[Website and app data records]
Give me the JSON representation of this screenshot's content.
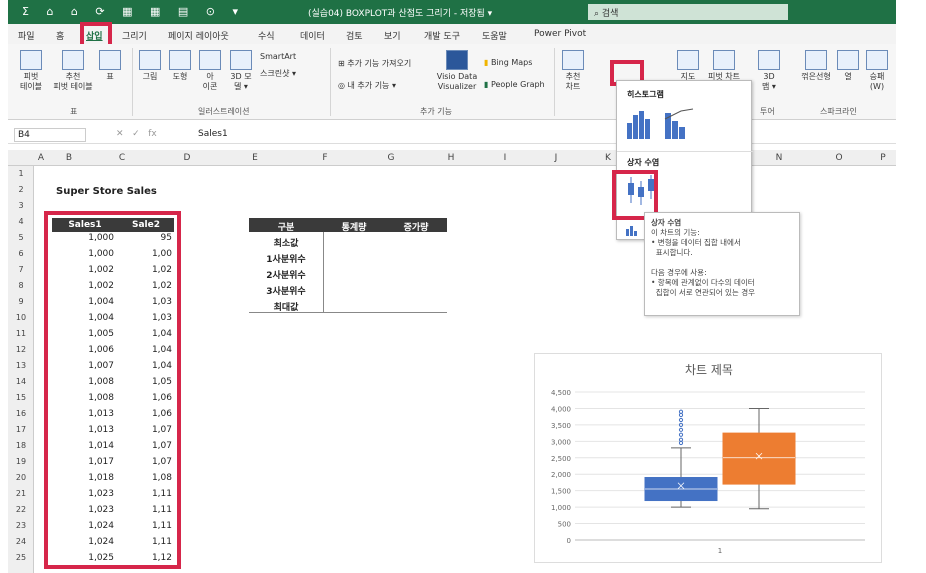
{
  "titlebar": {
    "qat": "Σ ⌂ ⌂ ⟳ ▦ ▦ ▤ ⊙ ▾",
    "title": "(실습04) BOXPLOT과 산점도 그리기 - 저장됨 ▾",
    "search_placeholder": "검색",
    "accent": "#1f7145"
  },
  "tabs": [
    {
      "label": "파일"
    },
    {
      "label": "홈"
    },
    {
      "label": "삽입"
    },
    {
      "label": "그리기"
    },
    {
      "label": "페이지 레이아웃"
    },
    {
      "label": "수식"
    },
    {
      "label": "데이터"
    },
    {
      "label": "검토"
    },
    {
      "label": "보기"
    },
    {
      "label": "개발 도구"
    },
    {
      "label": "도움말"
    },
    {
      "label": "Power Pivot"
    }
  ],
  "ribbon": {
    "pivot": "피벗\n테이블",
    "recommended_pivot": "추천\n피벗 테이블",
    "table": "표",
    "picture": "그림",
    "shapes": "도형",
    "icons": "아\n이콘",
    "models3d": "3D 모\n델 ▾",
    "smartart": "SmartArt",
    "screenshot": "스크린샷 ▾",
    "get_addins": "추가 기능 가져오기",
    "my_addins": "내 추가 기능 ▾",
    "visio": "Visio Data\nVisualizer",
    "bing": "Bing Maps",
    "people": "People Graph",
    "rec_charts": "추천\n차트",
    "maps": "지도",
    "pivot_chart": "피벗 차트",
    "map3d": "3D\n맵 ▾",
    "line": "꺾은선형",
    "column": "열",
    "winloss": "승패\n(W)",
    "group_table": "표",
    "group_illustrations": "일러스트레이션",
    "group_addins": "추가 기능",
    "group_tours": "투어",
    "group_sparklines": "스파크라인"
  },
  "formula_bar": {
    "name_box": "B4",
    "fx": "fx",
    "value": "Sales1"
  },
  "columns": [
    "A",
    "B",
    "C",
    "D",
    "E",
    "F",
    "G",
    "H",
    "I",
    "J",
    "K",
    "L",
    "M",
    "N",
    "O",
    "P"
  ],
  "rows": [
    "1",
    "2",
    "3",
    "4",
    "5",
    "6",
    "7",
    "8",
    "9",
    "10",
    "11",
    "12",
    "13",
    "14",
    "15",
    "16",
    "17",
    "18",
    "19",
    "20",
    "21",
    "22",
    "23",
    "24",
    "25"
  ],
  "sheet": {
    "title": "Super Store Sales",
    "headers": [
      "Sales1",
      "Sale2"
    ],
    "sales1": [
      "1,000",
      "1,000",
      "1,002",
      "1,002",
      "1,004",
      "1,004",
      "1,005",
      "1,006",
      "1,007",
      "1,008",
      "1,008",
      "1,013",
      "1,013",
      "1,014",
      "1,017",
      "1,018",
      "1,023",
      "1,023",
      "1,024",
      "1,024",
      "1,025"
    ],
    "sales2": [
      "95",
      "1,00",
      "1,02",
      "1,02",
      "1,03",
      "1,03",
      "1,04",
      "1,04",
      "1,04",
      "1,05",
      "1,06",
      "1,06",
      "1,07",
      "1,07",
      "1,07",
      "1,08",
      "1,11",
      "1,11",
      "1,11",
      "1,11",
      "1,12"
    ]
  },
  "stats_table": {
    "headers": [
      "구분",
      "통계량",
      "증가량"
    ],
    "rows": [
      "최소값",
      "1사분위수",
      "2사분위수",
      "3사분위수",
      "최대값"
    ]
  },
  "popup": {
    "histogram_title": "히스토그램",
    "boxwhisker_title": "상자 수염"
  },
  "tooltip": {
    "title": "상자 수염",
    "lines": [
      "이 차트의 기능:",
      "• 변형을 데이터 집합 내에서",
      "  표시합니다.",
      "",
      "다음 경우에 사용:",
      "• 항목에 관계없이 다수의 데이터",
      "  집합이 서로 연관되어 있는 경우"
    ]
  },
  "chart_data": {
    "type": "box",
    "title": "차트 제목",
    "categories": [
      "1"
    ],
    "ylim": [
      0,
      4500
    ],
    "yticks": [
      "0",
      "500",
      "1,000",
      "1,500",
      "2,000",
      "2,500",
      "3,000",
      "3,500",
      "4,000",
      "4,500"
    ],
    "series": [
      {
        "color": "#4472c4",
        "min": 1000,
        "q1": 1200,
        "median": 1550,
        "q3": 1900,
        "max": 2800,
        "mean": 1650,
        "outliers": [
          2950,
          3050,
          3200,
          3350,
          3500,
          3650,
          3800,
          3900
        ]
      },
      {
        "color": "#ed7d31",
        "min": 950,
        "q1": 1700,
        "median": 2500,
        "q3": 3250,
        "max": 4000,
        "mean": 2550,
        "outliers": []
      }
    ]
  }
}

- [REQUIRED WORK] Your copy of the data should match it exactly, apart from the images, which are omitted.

- [TASK RESULT]
Give me the JSON representation of this screenshot's content.
{
  "titlebar": {
    "qat": "Σ ⌂ ⌂ ⟳ ▦ ▦ ▤ ⊙ ▾",
    "title": "(실습04) BOXPLOT과 산점도 그리기 - 저장됨 ▾",
    "search_placeholder": "검색",
    "accent": "#1f7145"
  },
  "tabs": [
    {
      "label": "파일"
    },
    {
      "label": "홈"
    },
    {
      "label": "삽입"
    },
    {
      "label": "그리기"
    },
    {
      "label": "페이지 레이아웃"
    },
    {
      "label": "수식"
    },
    {
      "label": "데이터"
    },
    {
      "label": "검토"
    },
    {
      "label": "보기"
    },
    {
      "label": "개발 도구"
    },
    {
      "label": "도움말"
    },
    {
      "label": "Power Pivot"
    }
  ],
  "ribbon": {
    "pivot": "피벗\n테이블",
    "recommended_pivot": "추천\n피벗 테이블",
    "table": "표",
    "picture": "그림",
    "shapes": "도형",
    "icons": "아\n이콘",
    "models3d": "3D 모\n델 ▾",
    "smartart": "SmartArt",
    "screenshot": "스크린샷 ▾",
    "get_addins": "추가 기능 가져오기",
    "my_addins": "내 추가 기능 ▾",
    "visio": "Visio Data\nVisualizer",
    "bing": "Bing Maps",
    "people": "People Graph",
    "rec_charts": "추천\n차트",
    "maps": "지도",
    "pivot_chart": "피벗 차트",
    "map3d": "3D\n맵 ▾",
    "line": "꺾은선형",
    "column": "열",
    "winloss": "승패\n(W)",
    "group_table": "표",
    "group_illustrations": "일러스트레이션",
    "group_addins": "추가 기능",
    "group_tours": "투어",
    "group_sparklines": "스파크라인"
  },
  "formula_bar": {
    "name_box": "B4",
    "fx": "fx",
    "value": "Sales1"
  },
  "columns": [
    "A",
    "B",
    "C",
    "D",
    "E",
    "F",
    "G",
    "H",
    "I",
    "J",
    "K",
    "L",
    "M",
    "N",
    "O",
    "P"
  ],
  "rows": [
    "1",
    "2",
    "3",
    "4",
    "5",
    "6",
    "7",
    "8",
    "9",
    "10",
    "11",
    "12",
    "13",
    "14",
    "15",
    "16",
    "17",
    "18",
    "19",
    "20",
    "21",
    "22",
    "23",
    "24",
    "25"
  ],
  "sheet": {
    "title": "Super Store Sales",
    "headers": [
      "Sales1",
      "Sale2"
    ],
    "sales1": [
      "1,000",
      "1,000",
      "1,002",
      "1,002",
      "1,004",
      "1,004",
      "1,005",
      "1,006",
      "1,007",
      "1,008",
      "1,008",
      "1,013",
      "1,013",
      "1,014",
      "1,017",
      "1,018",
      "1,023",
      "1,023",
      "1,024",
      "1,024",
      "1,025"
    ],
    "sales2": [
      "95",
      "1,00",
      "1,02",
      "1,02",
      "1,03",
      "1,03",
      "1,04",
      "1,04",
      "1,04",
      "1,05",
      "1,06",
      "1,06",
      "1,07",
      "1,07",
      "1,07",
      "1,08",
      "1,11",
      "1,11",
      "1,11",
      "1,11",
      "1,12"
    ]
  },
  "stats_table": {
    "headers": [
      "구분",
      "통계량",
      "증가량"
    ],
    "rows": [
      "최소값",
      "1사분위수",
      "2사분위수",
      "3사분위수",
      "최대값"
    ]
  },
  "popup": {
    "histogram_title": "히스토그램",
    "boxwhisker_title": "상자 수염"
  },
  "tooltip": {
    "title": "상자 수염",
    "lines": [
      "이 차트의 기능:",
      "• 변형을 데이터 집합 내에서",
      "  표시합니다.",
      "",
      "다음 경우에 사용:",
      "• 항목에 관계없이 다수의 데이터",
      "  집합이 서로 연관되어 있는 경우"
    ]
  },
  "chart_data": {
    "type": "box",
    "title": "차트 제목",
    "categories": [
      "1"
    ],
    "ylim": [
      0,
      4500
    ],
    "yticks": [
      "0",
      "500",
      "1,000",
      "1,500",
      "2,000",
      "2,500",
      "3,000",
      "3,500",
      "4,000",
      "4,500"
    ],
    "series": [
      {
        "color": "#4472c4",
        "min": 1000,
        "q1": 1200,
        "median": 1550,
        "q3": 1900,
        "max": 2800,
        "mean": 1650,
        "outliers": [
          2950,
          3050,
          3200,
          3350,
          3500,
          3650,
          3800,
          3900
        ]
      },
      {
        "color": "#ed7d31",
        "min": 950,
        "q1": 1700,
        "median": 2500,
        "q3": 3250,
        "max": 4000,
        "mean": 2550,
        "outliers": []
      }
    ]
  }
}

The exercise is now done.